Above I stated that fuels need to be dry to start a fire. So what does one do if all the available fuel has been soaked by rain or snow? There is no great trick to this. But it does require a decent-sized knife. Wood that is wet on the outside, even wood that has been soaking in water for days, will be dry on the inside. All one needs is to get under some shelter to keep the wood dry, and split the wood into tender and kindling sizes. Well-seasoned (dead) wood will work best for this. The following pictures show this process.
Making a wet wood fire requires wet wood. Just to prove the point, I am soaking an aspen stick.
Even though the stick is soaking wet, there is still dry wood on the inside.
Using a decent knife and a second stick as baton, split the stick. You will need split sticks thumb-sized, pencil-sized, and toothpick-sized. Split more than you think you may need. You can always use the extra wood later, but running out of this kindling when building a fire can be disheartening. Be sure to use some sort of base plate to keep the stick out of the mud, and to protect your knife from dulling in the dirt.
When the wood is small enough, it can be split simply by forcing the blade into the wood and twisting.
Once there is a generous collection of thumb, pencil, and toothpick sized dry fuel. then if you have some tender or even just a match, you are ready to start the fire. If you do not have tender, then you will need to make some by first cutting some shavings from the wood and then making some sawdust by scraping the dry stick.

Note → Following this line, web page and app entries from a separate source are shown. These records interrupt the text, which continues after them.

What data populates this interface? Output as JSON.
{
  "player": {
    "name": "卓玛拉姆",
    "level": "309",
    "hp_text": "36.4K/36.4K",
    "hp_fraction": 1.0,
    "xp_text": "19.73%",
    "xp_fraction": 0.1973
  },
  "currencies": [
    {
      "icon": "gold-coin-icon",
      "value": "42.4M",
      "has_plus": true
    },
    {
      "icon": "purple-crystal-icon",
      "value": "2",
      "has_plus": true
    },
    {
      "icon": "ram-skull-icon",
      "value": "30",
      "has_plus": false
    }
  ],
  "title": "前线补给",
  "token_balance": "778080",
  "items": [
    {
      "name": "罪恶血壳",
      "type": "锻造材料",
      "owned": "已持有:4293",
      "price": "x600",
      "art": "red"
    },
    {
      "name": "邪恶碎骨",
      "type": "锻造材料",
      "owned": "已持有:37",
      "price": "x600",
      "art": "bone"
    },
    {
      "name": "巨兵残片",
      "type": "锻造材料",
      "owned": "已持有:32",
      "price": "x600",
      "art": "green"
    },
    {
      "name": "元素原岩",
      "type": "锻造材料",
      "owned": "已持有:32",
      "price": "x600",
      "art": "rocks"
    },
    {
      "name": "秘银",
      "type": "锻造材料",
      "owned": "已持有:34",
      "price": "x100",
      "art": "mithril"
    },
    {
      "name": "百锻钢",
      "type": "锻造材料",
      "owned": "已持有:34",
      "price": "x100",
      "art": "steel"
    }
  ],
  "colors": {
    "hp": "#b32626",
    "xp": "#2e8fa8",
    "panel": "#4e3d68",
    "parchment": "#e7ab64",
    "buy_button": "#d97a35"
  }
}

Making scrapings. The scrapings will catch a spark from fire steel to create a small flame. Use this flame to light the shavings, and then the toothpicks, pencils, and finally thumb-sized wood.
Getting ready to ignite the scrapings. Make a tall, loose pile. Notice the prop stick. This is used to support the weight of the shavings and other wood so the pile stays airy and the fire is not smothered out.

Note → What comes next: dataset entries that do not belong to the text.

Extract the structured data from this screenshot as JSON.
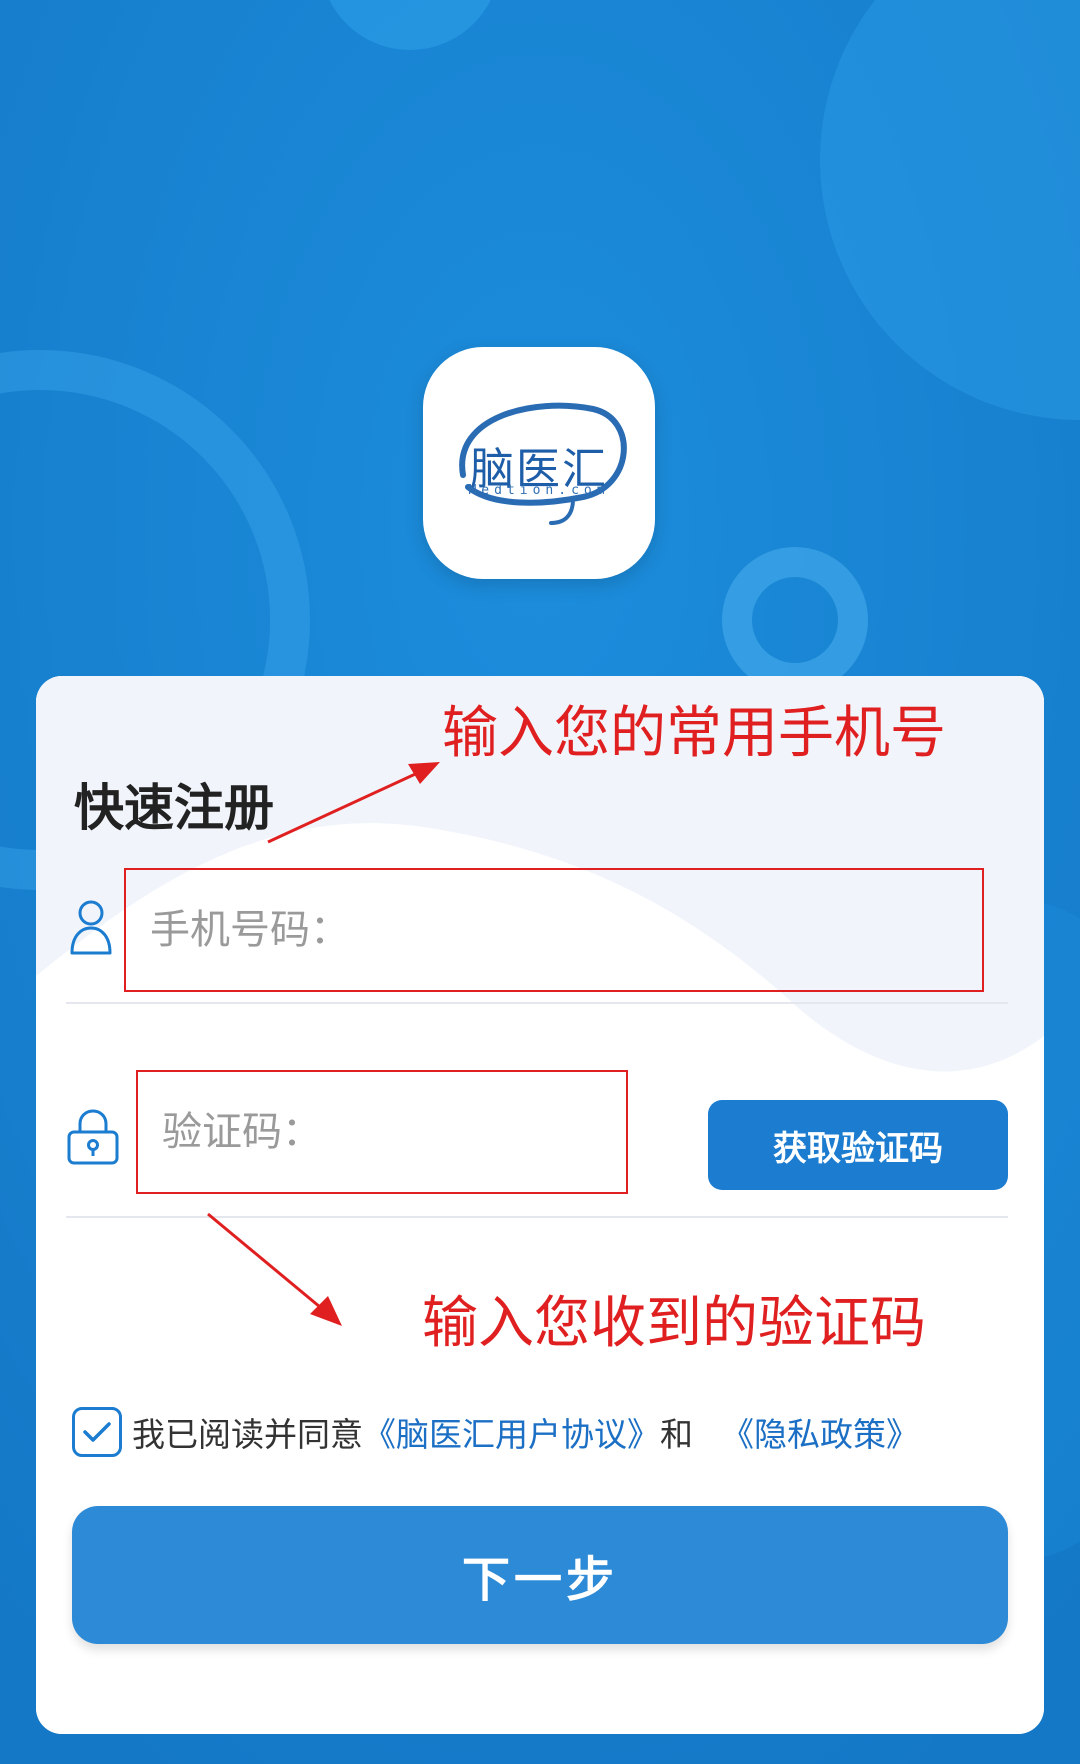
{
  "logo": {
    "name_cn": "脑医汇",
    "name_en": "Medtion.com"
  },
  "form": {
    "title": "快速注册",
    "phone_placeholder": "手机号码：",
    "code_placeholder": "验证码：",
    "get_code_label": "获取验证码"
  },
  "annotations": {
    "phone_hint": "输入您的常用手机号",
    "code_hint": "输入您收到的验证码"
  },
  "agreement": {
    "checked": true,
    "prefix": "我已阅读并同意",
    "user_agreement": "《脑医汇用户协议》",
    "and": "和",
    "privacy_policy": "《隐私政策》"
  },
  "next_button": "下一步",
  "icons": {
    "phone_field": "user-icon",
    "code_field": "lock-icon",
    "checkbox": "check-icon"
  },
  "colors": {
    "background": "#1b86d6",
    "primary_button": "#2d8ad6",
    "link": "#1b6fc4",
    "annotation": "#e02020"
  }
}
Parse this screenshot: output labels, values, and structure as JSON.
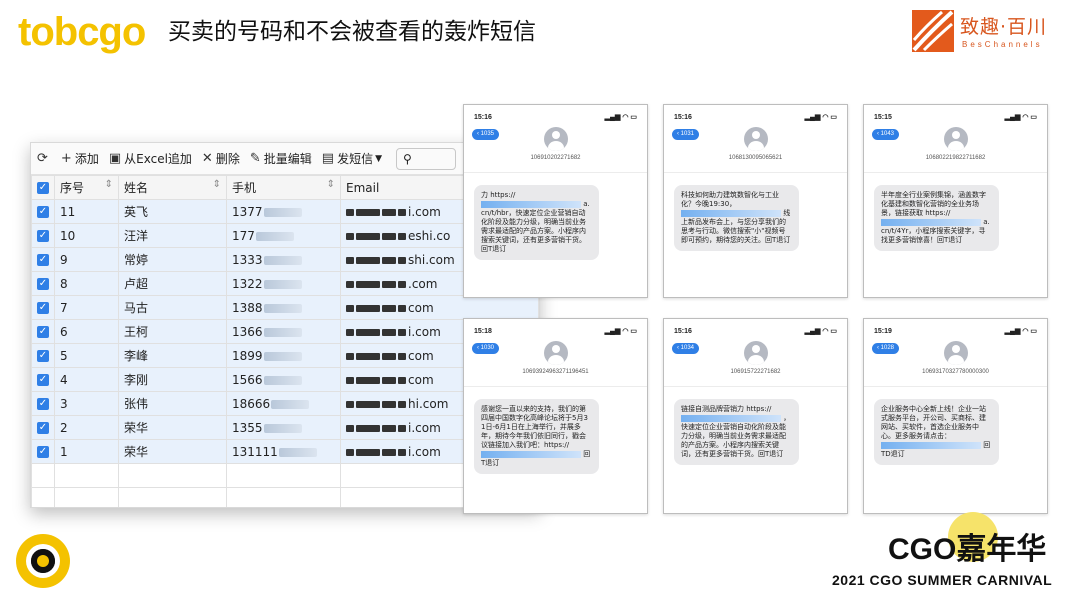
{
  "header": {
    "logo": "tobcgo",
    "title": "买卖的号码和不会被查看的轰炸短信",
    "brand_name": "致趣·百川",
    "brand_sub": "BesChannels"
  },
  "toolbar": {
    "refresh_icon": "refresh-icon",
    "add_label": "添加",
    "import_label": "从Excel追加",
    "delete_label": "删除",
    "batch_edit_label": "批量编辑",
    "send_sms_label": "发短信",
    "search_placeholder": ""
  },
  "table": {
    "columns": [
      "序号",
      "姓名",
      "手机",
      "Email"
    ],
    "rows": [
      {
        "id": "11",
        "name": "英飞",
        "phone": "1377",
        "email": "i.com"
      },
      {
        "id": "10",
        "name": "汪洋",
        "phone": "177",
        "email": "eshi.co"
      },
      {
        "id": "9",
        "name": "常婷",
        "phone": "1333",
        "email": "shi.com"
      },
      {
        "id": "8",
        "name": "卢超",
        "phone": "1322",
        "email": ".com"
      },
      {
        "id": "7",
        "name": "马古",
        "phone": "1388",
        "email": "com"
      },
      {
        "id": "6",
        "name": "王柯",
        "phone": "1366",
        "email": "i.com"
      },
      {
        "id": "5",
        "name": "李峰",
        "phone": "1899",
        "email": "com"
      },
      {
        "id": "4",
        "name": "李刚",
        "phone": "1566",
        "email": "com"
      },
      {
        "id": "3",
        "name": "张伟",
        "phone": "18666",
        "email": "hi.com"
      },
      {
        "id": "2",
        "name": "荣华",
        "phone": "1355",
        "email": "i.com"
      },
      {
        "id": "1",
        "name": "荣华",
        "phone": "131111",
        "email": "i.com"
      }
    ]
  },
  "phones": [
    {
      "time": "15:16",
      "back": "1035",
      "number": "106910202271682",
      "text1": "力 https://",
      "text2": "a.cn/t/hbr，快速定位企业营销自动化阶段及能力分级，明确当前业务需求最适配的产品方案。小程序内搜索关键词，还有更多营销干货。回T退订"
    },
    {
      "time": "15:16",
      "back": "1031",
      "number": "1068130095065621",
      "text1": "科技如何助力建筑数智化与工业化？今晚19:30，",
      "text2": "线上新品发布会上，与您分享我们的思考与行动。微信搜索\"小\"视频号即可预约，期待您的关注。回T退订"
    },
    {
      "time": "15:15",
      "back": "1043",
      "number": "106802219822711682",
      "text1": "半年度全行业案例集锦，涵盖数字化基建和数智化营销的全业务场景，链接获取 https://",
      "text2": "a.cn/t/4Yr，小程序搜索关键字，寻找更多营销惊喜！回T退订"
    },
    {
      "time": "15:18",
      "back": "1030",
      "number": "10693924963271196451",
      "text1": "感谢您一直以来的支持，我们的第四届中国数字化高峰论坛将于5月31日-6月1日在上海举行，并展多年，期待今年我们依旧同行，戳会议链接加入我们吧：https://",
      "text2": "回T退订"
    },
    {
      "time": "15:16",
      "back": "1034",
      "number": "106915722271682",
      "text1": "链接自测品牌营销力 https://",
      "text2": "，快速定位企业营销自动化阶段及能力分级，明确当前业务需求最适配的产品方案。小程序内搜索关键词，还有更多营销干货。回T退订"
    },
    {
      "time": "15:19",
      "back": "1028",
      "number": "10693170327780000300",
      "text1": "企业服务中心全新上线！企业一站式服务平台，开公司、买商标、建网站、买软件，首选企业服务中心。更多服务请点击：",
      "text2": "回TD退订"
    }
  ],
  "footer": {
    "carnival_title": "CGO嘉年华",
    "carnival_sub": "2021 CGO SUMMER CARNIVAL"
  }
}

Igniting the scrapings using fire steel.
Carefully adding shavings, and then larger sticks. The young flame is fragile. Be careful to use the prop stick to support the fuel so you don’t smother the flame.

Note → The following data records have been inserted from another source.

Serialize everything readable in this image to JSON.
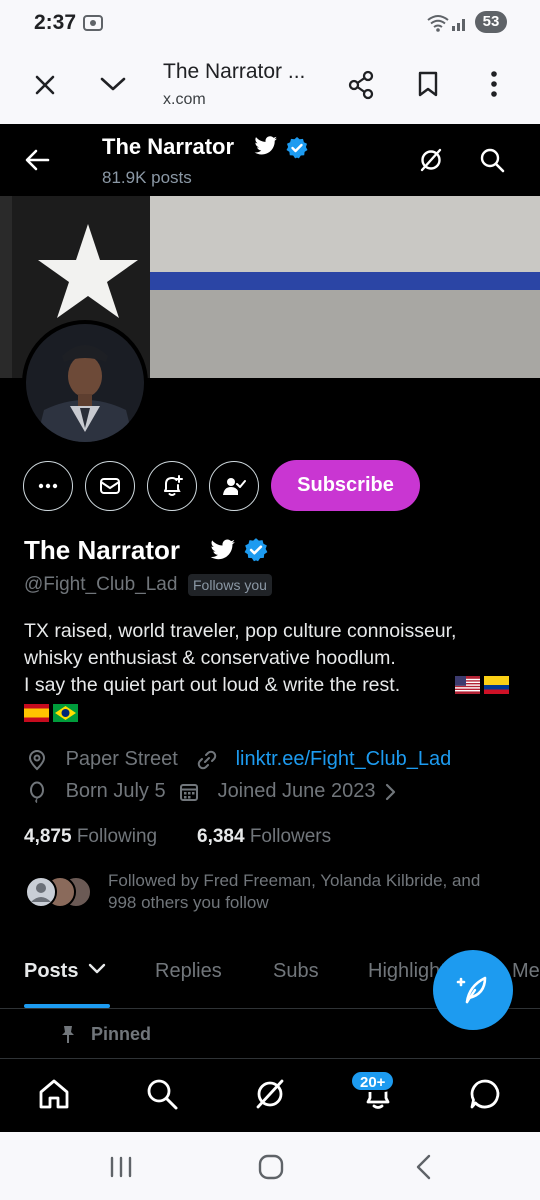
{
  "status_bar": {
    "time": "2:37",
    "battery": "53"
  },
  "browser": {
    "title": "The Narrator ...",
    "domain": "x.com"
  },
  "header": {
    "name": "The Narrator",
    "posts_count": "81.9K posts"
  },
  "profile": {
    "display_name": "The Narrator",
    "handle": "@Fight_Club_Lad",
    "follows_you": "Follows you",
    "subscribe_label": "Subscribe",
    "bio": [
      "TX raised, world traveler, pop culture connoisseur,",
      "whisky enthusiast & conservative hoodlum.",
      "I say the quiet part out loud & write the rest."
    ],
    "location": "Paper Street",
    "website": "linktr.ee/Fight_Club_Lad",
    "birthday": "Born July 5",
    "joined": "Joined June 2023",
    "following_count": "4,875",
    "following_label": "Following",
    "followers_count": "6,384",
    "followers_label": "Followers",
    "followed_by_line1": "Followed by Fred Freeman, Yolanda Kilbride, and",
    "followed_by_line2": "998 others you follow"
  },
  "tabs": [
    {
      "label": "Posts"
    },
    {
      "label": "Replies"
    },
    {
      "label": "Subs"
    },
    {
      "label": "Highlights"
    },
    {
      "label": "Media"
    }
  ],
  "pinned_label": "Pinned",
  "notifications_badge": "20+",
  "colors": {
    "accent": "#1d9bf0",
    "subscribe": "#c936d2",
    "verified": "#1d9bf0",
    "background": "#000000"
  },
  "icons": [
    "close-icon",
    "chevron-down-icon",
    "share-icon",
    "bookmark-icon",
    "more-vert-icon",
    "back-arrow-icon",
    "grok-icon",
    "search-icon",
    "more-icon",
    "mail-icon",
    "notify-add-icon",
    "follow-check-icon",
    "location-icon",
    "link-icon",
    "balloon-icon",
    "calendar-icon",
    "pin-icon",
    "home-icon",
    "bell-icon",
    "chat-icon",
    "compose-icon"
  ]
}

Finally adding the thumb-sized sticks. Almost ready to cook!
The 180 Stove is placed over the fire, and more wood can be added as needed through the open end (facing away from the camera). Ready to cook, even when all the fuel was wet.
RESPONSIBLE AND SAFE FIRES
Knowing how to be responsible with fire in the wilderness is a critical prerequisite for anyone who wants to camp, hike, or live in the woods. Fire can be friend or foe. Responsibility does not only include fire safety to prevent forest fires and personal injury. Abusing the wilderness with fire proves one is immature and has little understanding of, or respect for nature. This type of abuse is all too common and includes such things as making over-sized fires, creating multiple fire rings in one locale, scorching trees or other plants, using a fire pit as a trash can, melting cans, bottles, and plastics and leaving them, failing to put out fires completely, leaving a fire unattended, building fires too close to surface water, and the list goes on and on.
When camping, use existing fire rings and scatter extra ones. Pack out trash left by others. Leave nature better than you found it. If you are in an area where there is no fire ring, then consider using fire practices that respect nature. One of the biggest mistakes is making the fire too large. Small fires use less wood, create less smoke, leave smaller scars, and are much easier to use for cooking. And small fires provide comforting heat and light that does not force campers to stand ten feet away.
Better yet, use a 180 Stove to contain your small fire and maximize your cooking. With the 180 Stove you can cook or boil water using only a handful of twigs. The cooking platform keeps the pan close to the flames and reflects the heat onto the pan. The stove is lighter than carrying a backpacking stove with fuel, and more compact as well. If you are not using the 180 Two-Piece Snow and Ash Pan, then scrape a little soil to the side, cook, douse, and then cover. This way no scars are left on the land. In more delicate areas or for cooking on snow, use the ash pan.